_WHAT THE TASK REQUIRES:_ Only the lines running from the line with "What data populates" to the end of the records below belong in the answer, each copied exactly.

_SOURCE RECORDS:_
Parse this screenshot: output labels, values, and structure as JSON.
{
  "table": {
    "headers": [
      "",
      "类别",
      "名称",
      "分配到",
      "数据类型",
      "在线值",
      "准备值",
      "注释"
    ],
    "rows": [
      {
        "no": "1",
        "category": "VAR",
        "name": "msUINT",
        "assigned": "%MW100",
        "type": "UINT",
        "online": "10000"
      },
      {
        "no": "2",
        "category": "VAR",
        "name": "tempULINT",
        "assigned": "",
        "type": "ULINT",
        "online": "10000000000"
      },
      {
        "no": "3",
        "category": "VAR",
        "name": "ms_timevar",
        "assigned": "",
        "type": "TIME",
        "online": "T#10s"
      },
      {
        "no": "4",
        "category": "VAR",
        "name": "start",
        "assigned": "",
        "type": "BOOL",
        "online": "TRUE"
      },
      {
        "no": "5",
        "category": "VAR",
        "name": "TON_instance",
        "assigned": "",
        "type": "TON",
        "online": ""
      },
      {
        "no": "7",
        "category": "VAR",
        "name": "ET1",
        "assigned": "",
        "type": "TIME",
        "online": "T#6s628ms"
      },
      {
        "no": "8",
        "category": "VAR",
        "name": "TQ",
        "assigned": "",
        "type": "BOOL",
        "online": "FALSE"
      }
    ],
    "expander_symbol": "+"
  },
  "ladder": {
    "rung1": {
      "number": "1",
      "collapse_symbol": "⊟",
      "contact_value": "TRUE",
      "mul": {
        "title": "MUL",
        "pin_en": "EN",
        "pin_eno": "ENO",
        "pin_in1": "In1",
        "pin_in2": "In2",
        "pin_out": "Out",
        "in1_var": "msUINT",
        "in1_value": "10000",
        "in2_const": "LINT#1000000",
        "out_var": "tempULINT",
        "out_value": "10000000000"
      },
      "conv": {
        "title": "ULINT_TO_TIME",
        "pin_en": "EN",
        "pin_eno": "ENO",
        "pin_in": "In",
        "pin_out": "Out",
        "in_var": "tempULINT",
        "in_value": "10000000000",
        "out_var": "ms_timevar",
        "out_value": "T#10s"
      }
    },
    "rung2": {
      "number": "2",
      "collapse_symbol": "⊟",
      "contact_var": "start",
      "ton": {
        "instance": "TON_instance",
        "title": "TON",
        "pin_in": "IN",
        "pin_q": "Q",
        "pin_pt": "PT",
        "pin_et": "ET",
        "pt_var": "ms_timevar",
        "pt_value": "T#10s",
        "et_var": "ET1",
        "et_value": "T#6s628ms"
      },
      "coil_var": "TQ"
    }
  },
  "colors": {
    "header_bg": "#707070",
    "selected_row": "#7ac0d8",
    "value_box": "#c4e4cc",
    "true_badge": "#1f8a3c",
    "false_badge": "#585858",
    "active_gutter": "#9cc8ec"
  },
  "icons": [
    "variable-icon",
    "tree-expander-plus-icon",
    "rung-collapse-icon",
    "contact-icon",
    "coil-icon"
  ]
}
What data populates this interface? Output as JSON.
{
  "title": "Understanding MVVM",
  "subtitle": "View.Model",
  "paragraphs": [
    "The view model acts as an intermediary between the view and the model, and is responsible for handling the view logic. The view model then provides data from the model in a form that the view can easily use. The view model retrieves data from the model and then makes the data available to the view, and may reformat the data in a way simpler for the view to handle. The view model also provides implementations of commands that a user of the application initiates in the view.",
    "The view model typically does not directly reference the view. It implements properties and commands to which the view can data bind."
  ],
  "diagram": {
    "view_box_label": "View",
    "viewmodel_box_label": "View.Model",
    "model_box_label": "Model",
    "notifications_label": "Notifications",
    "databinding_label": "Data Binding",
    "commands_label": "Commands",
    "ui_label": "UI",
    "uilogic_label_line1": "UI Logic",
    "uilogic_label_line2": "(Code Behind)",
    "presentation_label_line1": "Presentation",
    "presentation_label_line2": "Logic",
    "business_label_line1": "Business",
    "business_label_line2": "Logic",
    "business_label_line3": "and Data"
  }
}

_YOUR SOLUTION:_
What data populates this interface? Output as JSON.
{
  "title": "Understanding MVVM",
  "subtitle": "View.Model",
  "paragraphs": [
    "The view model acts as an intermediary between the view and the model, and is responsible for handling the view logic. The view model then provides data from the model in a form that the view can easily use. The view model retrieves data from the model and then makes the data available to the view, and may reformat the data in a way simpler for the view to handle. The view model also provides implementations of commands that a user of the application initiates in the view.",
    "The view model typically does not directly reference the view. It implements properties and commands to which the view can data bind."
  ],
  "diagram": {
    "view_box_label": "View",
    "viewmodel_box_label": "View.Model",
    "model_box_label": "Model",
    "notifications_label": "Notifications",
    "databinding_label": "Data Binding",
    "commands_label": "Commands",
    "ui_label": "UI",
    "uilogic_label_line1": "UI Logic",
    "uilogic_label_line2": "(Code Behind)",
    "presentation_label_line1": "Presentation",
    "presentation_label_line2": "Logic",
    "business_label_line1": "Business",
    "business_label_line2": "Logic",
    "business_label_line3": "and Data"
  }
}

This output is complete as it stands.